• _WHAT IS BEING ASKED_
Check each line of the data for the string "crying". Report how many have it, and give nothing else.

• _EXTRACTED ENTRIES_
■ ■ ■

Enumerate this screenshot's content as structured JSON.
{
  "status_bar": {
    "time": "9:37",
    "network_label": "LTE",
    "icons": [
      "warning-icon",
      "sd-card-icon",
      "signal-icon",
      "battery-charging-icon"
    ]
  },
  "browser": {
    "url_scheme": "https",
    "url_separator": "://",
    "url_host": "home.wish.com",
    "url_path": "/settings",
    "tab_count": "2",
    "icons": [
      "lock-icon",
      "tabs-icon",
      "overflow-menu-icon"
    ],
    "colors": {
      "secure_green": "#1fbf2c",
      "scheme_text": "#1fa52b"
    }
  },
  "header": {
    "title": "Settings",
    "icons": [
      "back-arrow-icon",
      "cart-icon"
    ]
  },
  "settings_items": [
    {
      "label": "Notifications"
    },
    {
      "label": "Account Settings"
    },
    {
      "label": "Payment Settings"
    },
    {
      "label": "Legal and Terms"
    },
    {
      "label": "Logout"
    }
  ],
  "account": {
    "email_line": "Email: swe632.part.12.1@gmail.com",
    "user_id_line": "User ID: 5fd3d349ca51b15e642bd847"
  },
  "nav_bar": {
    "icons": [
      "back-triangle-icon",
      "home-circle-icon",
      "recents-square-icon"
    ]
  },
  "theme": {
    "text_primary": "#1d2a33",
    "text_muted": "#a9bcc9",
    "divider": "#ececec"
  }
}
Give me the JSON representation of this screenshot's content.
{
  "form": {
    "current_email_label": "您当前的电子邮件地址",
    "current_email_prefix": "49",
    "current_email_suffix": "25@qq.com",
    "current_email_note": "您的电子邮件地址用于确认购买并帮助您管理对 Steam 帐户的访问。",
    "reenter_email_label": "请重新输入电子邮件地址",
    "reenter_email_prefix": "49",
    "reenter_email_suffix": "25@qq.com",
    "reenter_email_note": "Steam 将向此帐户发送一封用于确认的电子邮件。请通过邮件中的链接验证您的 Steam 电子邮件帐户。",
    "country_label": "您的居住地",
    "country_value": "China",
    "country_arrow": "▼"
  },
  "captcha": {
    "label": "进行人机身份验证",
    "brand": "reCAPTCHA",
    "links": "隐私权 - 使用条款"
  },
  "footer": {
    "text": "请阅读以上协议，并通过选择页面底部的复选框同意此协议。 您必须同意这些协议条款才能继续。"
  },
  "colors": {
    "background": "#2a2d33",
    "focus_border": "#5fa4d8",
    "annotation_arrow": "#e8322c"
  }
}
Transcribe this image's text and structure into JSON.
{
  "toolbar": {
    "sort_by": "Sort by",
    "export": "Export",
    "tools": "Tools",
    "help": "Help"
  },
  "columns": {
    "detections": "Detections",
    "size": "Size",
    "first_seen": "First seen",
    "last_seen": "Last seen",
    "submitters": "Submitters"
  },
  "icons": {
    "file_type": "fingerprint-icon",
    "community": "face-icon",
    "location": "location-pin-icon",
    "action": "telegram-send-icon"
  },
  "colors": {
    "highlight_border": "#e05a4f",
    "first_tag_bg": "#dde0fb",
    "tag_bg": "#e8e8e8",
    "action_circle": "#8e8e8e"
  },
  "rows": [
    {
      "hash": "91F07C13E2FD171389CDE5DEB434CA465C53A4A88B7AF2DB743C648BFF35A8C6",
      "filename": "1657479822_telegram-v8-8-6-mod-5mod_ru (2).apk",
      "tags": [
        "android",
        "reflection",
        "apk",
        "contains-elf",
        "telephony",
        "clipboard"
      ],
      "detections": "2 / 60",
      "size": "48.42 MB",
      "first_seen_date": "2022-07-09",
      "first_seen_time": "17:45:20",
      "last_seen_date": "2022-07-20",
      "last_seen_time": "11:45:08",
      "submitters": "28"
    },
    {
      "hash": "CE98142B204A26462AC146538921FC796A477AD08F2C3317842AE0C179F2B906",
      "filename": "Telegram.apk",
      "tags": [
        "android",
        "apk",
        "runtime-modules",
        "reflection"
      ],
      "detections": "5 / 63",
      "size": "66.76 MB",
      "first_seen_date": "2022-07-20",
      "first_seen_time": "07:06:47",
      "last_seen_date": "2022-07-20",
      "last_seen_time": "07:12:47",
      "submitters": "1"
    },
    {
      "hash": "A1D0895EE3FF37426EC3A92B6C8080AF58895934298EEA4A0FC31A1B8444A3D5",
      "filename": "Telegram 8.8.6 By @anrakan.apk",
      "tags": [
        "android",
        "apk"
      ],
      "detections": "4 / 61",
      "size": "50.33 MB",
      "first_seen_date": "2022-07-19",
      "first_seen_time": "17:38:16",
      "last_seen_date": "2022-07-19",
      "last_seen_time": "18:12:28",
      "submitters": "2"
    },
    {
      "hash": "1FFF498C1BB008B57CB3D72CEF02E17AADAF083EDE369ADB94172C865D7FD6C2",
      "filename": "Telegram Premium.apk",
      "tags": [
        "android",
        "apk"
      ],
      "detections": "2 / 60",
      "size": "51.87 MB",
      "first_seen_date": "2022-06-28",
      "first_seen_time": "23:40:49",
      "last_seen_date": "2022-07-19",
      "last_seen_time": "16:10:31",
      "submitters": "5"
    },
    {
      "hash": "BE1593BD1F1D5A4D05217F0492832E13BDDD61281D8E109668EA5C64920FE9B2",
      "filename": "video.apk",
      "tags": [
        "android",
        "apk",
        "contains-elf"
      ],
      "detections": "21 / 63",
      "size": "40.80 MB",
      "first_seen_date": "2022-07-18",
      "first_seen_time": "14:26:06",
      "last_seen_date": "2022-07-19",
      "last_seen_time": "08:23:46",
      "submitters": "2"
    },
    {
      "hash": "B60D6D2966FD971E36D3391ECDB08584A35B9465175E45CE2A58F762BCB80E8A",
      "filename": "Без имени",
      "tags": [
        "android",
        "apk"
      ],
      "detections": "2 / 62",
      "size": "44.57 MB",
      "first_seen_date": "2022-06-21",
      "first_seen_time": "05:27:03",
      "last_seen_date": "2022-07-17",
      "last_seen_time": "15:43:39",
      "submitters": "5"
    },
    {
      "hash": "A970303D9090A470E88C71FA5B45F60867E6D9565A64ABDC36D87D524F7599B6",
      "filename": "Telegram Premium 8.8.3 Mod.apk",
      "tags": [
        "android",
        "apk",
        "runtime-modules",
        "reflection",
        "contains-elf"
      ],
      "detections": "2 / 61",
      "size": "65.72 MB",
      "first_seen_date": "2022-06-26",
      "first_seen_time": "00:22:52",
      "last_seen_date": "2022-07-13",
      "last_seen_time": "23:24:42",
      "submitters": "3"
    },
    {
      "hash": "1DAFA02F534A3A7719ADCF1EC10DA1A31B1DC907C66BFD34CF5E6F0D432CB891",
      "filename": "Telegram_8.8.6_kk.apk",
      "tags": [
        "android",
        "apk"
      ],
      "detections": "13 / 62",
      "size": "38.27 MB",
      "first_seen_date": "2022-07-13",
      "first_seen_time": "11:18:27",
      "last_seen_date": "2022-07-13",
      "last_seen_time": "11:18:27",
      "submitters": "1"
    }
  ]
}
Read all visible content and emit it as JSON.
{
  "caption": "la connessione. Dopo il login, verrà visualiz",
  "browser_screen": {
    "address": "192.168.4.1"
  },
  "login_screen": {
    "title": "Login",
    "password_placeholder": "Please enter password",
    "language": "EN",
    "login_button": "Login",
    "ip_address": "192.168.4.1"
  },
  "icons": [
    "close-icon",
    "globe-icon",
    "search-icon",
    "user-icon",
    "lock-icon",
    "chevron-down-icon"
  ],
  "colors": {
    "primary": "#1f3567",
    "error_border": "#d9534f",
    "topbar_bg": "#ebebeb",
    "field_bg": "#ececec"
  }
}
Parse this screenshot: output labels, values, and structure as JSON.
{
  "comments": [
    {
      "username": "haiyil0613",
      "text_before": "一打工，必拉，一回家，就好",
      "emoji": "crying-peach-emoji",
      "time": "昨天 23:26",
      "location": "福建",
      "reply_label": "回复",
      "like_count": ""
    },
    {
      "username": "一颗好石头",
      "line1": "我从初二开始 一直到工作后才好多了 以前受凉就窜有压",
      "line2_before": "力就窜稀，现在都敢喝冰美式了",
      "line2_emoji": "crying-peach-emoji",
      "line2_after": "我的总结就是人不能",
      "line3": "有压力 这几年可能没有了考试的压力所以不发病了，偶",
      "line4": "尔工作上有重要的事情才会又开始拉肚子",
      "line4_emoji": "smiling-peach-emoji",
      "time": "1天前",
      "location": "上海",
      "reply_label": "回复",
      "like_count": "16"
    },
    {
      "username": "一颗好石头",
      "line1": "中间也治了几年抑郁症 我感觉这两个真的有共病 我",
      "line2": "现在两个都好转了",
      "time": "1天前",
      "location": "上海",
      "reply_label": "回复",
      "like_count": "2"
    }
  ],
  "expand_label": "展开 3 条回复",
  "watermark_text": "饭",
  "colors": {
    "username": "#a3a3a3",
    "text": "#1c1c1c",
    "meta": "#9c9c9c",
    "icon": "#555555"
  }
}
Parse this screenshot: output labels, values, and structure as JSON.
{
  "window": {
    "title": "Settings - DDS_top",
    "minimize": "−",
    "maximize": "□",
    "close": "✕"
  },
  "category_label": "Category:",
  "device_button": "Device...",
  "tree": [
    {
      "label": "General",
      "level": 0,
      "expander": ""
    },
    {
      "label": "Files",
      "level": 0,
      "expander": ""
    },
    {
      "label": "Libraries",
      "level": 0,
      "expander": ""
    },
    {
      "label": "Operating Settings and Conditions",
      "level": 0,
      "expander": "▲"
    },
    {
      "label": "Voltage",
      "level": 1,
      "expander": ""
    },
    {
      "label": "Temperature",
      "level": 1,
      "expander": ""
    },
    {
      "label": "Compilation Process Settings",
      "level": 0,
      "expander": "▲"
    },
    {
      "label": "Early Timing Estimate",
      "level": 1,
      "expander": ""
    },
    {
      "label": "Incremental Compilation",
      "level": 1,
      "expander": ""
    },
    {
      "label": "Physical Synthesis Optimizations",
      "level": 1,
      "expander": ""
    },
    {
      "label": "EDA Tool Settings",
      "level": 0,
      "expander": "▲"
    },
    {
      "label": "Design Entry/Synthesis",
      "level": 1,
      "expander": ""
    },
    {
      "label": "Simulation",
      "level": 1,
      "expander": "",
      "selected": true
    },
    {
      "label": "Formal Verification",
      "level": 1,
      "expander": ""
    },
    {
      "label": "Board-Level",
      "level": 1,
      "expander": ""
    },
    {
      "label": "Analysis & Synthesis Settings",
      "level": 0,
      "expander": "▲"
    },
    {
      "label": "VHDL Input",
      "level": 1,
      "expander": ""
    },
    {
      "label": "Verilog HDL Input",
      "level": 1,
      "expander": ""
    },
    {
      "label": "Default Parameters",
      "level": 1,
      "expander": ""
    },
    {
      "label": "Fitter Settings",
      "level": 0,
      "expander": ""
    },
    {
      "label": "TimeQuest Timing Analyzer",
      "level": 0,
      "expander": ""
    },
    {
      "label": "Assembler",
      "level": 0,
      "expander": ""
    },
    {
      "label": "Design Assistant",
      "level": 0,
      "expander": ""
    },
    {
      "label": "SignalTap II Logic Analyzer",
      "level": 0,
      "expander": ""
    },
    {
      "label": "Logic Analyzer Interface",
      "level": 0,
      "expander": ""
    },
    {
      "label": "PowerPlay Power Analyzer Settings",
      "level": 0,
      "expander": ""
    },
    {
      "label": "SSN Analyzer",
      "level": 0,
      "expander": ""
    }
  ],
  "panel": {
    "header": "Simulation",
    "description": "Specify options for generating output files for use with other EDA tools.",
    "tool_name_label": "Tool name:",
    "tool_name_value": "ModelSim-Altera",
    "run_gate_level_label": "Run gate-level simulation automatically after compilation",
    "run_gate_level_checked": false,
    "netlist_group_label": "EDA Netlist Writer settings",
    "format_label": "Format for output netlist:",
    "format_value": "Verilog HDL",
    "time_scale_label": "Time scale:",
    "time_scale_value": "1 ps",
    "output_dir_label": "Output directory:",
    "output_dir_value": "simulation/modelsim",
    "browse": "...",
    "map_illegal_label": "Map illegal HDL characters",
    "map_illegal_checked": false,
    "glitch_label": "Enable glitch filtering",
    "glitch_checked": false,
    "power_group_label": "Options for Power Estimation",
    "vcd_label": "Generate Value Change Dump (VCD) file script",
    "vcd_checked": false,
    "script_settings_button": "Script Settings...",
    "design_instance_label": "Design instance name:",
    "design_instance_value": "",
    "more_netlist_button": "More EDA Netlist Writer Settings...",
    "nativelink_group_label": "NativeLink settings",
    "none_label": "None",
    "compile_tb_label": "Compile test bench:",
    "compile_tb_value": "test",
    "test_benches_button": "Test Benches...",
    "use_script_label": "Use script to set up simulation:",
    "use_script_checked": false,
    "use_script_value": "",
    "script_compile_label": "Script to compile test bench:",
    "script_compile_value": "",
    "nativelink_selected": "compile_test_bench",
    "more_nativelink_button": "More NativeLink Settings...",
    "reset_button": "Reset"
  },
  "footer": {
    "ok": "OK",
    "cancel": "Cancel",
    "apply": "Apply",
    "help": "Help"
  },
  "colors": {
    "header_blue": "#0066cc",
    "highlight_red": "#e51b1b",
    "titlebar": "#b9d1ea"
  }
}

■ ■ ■

• _TASK RESPONSE_
2